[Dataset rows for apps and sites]
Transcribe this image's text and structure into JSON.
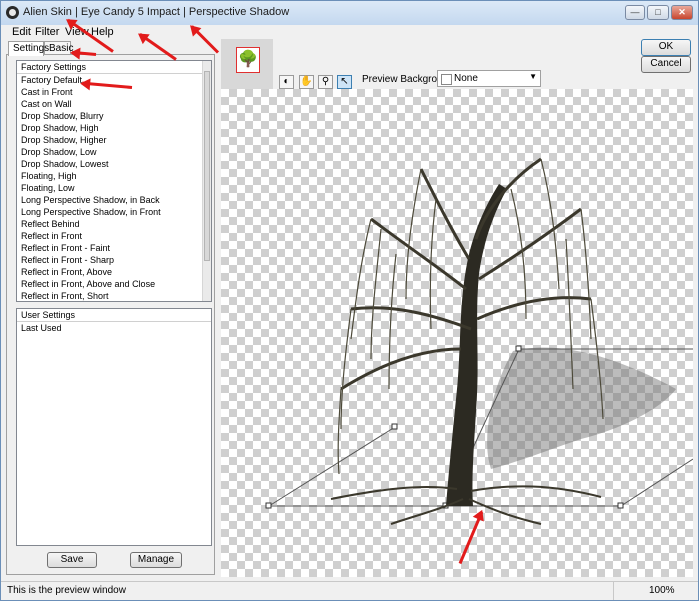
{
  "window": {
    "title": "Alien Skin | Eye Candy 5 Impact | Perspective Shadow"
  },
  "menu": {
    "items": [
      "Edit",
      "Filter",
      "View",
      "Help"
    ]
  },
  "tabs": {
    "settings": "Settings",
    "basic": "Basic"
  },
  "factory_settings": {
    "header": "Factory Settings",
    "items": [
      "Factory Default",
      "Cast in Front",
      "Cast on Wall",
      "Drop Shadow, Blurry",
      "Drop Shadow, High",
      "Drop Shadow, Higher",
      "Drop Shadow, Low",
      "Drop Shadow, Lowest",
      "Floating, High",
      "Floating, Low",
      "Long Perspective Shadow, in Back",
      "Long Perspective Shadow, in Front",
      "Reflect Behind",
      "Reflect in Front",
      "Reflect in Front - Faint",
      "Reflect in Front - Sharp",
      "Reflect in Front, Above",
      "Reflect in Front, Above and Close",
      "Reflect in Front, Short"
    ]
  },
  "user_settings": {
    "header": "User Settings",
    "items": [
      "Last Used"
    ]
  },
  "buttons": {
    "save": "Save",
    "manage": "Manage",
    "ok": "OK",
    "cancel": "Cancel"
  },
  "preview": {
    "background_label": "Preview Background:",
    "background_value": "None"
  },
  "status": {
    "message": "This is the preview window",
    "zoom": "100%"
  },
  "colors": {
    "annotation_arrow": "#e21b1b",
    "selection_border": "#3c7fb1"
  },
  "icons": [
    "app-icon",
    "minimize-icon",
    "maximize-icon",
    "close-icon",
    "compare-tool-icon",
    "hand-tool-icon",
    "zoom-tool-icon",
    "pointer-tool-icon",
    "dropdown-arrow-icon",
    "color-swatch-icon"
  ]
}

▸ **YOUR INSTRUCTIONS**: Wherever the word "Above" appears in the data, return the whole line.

▸ **RESULT OF THIS EXERCISE**:
      "Reflect in Front, Above",
      "Reflect in Front, Above and Close",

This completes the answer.